City Of Chicago Under Heat For Civil Rights Violations
Chicago Mayor Rahm Emanuel recommended a full review of city policies and additional training for city staff and those at the Water Department in response to properly “train, supervise and discipline” supervisors and as part of an attempt to head off a potential lawsuit. But, his efforts proved fruitless under the heat of the allegations already circulating.
This past week, two former and four current Water Management employees had already filed a federal lawsuit against the department and city accusing them of “a hostile and abusive work environment based on race that includes violence, intimidation, retaliation, constructive discharge against the plaintiffs and the class of similarly situated former and current” workers. The plaintiffs, who include former employees Vicki Hill and Adebola Fegdemi and current colleagues Craig Robinson, Derrick Edmond, Eddie Cooper Jr. and Robert T. Laws Jr. (all African American) claim they were forced to deal with “deliberate acts of discrimination during their employment based on their race” and seek “unpaid wages, liquidated damages, attorney fees and declaratory and injunctive relief.”
Five high-level city managers also recently took heat for sending offensive emails, including managing deputy William Bresnahan, district superintendent Paul Hansen and commissioner Barrett Murphy, along with two others who resigned in late June, but the city has “done nothing to remedy” their misdeeds, according to the lawsuit. A month-long watchdog investigation uncovered the emails, and inspector General Joe Ferguson disclosed the racist, sexist and homo-phobic messages circulating the Department.

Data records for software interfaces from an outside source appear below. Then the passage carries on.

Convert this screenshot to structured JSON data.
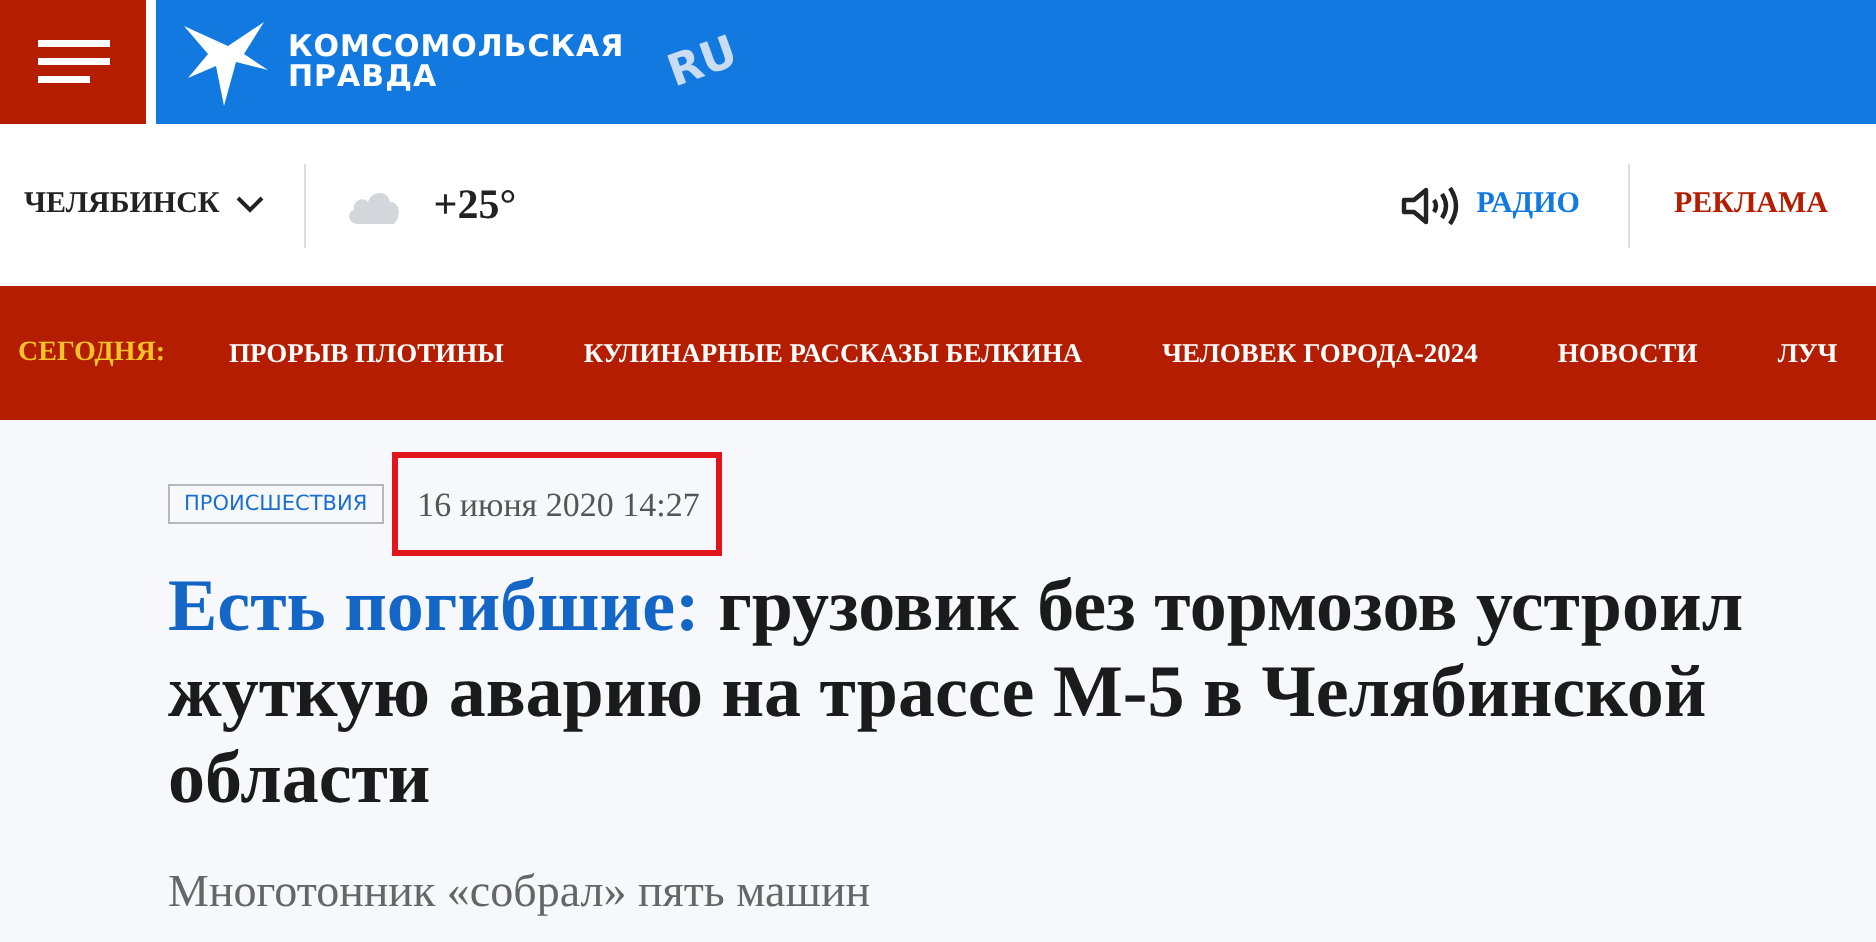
{
  "header": {
    "logo_line_1": "КОМСОМОЛЬСКАЯ",
    "logo_line_2": "ПРАВДА",
    "logo_badge": "RU"
  },
  "topbar": {
    "city": "ЧЕЛЯБИНСК",
    "temperature": "+25°",
    "radio": "РАДИО",
    "ads": "РЕКЛАМА"
  },
  "nav": {
    "label": "СЕГОДНЯ:",
    "items": [
      {
        "label": "ПРОРЫВ ПЛОТИНЫ"
      },
      {
        "label": "КУЛИНАРНЫЕ РАССКАЗЫ БЕЛКИНА"
      },
      {
        "label": "ЧЕЛОВЕК ГОРОДА-2024"
      },
      {
        "label": "НОВОСТИ"
      },
      {
        "label": "ЛУЧ"
      }
    ]
  },
  "article": {
    "rubric": "ПРОИСШЕСТВИЯ",
    "date": "16 июня 2020 14:27",
    "date_highlighted": true,
    "headline_lead": "Есть погибшие:",
    "headline": "грузовик без тормозов устроил жуткую аварию на трассе М-5 в Челябинской области",
    "subtitle": "Многотонник «собрал» пять машин"
  }
}
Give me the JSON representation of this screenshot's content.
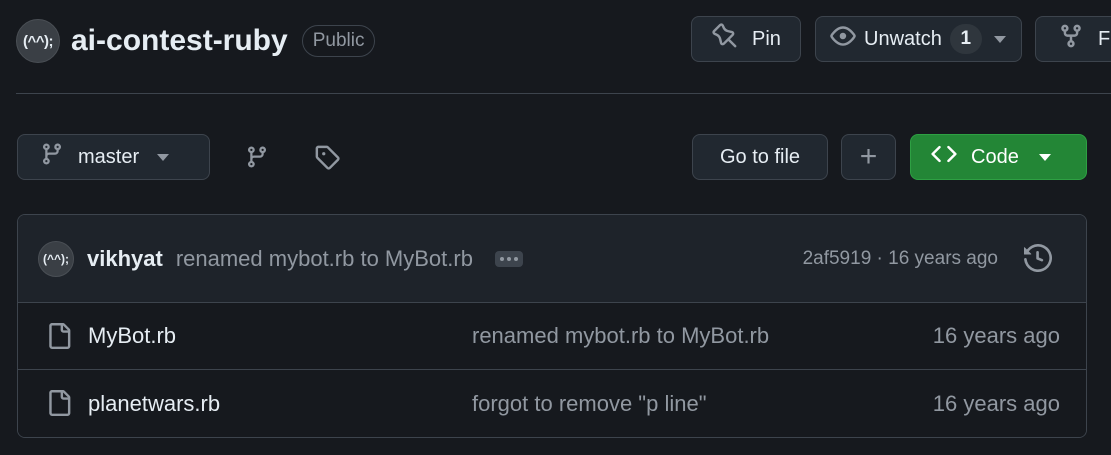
{
  "repo": {
    "owner_avatar_text": "(^^);",
    "name": "ai-contest-ruby",
    "visibility": "Public"
  },
  "actions": {
    "pin_label": "Pin",
    "unwatch_label": "Unwatch",
    "watch_count": "1",
    "fork_label": "Fork"
  },
  "toolbar": {
    "branch": "master",
    "go_to_file": "Go to file",
    "add_label": "+",
    "code_label": "Code"
  },
  "latest_commit": {
    "avatar_text": "(^^);",
    "author": "vikhyat",
    "message": "renamed mybot.rb to MyBot.rb",
    "meta": "2af5919 · 16 years ago"
  },
  "files": [
    {
      "name": "MyBot.rb",
      "commit": "renamed mybot.rb to MyBot.rb",
      "age": "16 years ago",
      "icon": "file-icon"
    },
    {
      "name": "planetwars.rb",
      "commit": "forgot to remove \"p line\"",
      "age": "16 years ago",
      "icon": "file-icon"
    }
  ],
  "colors": {
    "background": "#16191e",
    "code_button": "#238636",
    "border": "#3d444d"
  }
}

The plaintiffs claim to have worked amid a “tapestry of hostility” that impacted all areas of their jobs. The women contend that they were sexually harassed and called “bitches and whores,” and racial slurs issued by “non-black managers and employees” including “the n-word” and “you people” were handed out on a daily basis. They were even “violently attacked and intimidated” and were regularly denied promotions and transfers. “Yes, I’ve heard the N-word repeatedly,” 62-year-old African-American Michael Outley, an assistant chief operating engineer, said, adding, “racism is systemic in all parts” of the Water Department.
Anyone who had the courage to file a complaint was met with “unfair, arbitrary and capricious” consequences despite the fact that Law Department spokesperson Bill McCaffrey issued a statement that city officials have “no tolerance for discrimination of employees in any form”. He added that they do not “take any allegations of this nature lightly.”
“This lack of training, supervision and discipline fosters a climate in the ranks…that, if an individual’s rights are violated, they do not have to report it, can look the other way and maintain a code of silence,” according to the lawsuit. “This comfort, along with the persistent and defiant code of silence, motivate and bolsters the open and notorious, hostile and abusive work environment based on race and sex created and proliferated in the department.”
The city held a confirmation hearing last week in which the new Water Management Commissioner Randy Conner said that he would “change the culture” of the department. Under the heat of the allegations, Mayor Emanuel has stated he has entrusted Conner with “the support and resources necessary to implement changes and address issues”.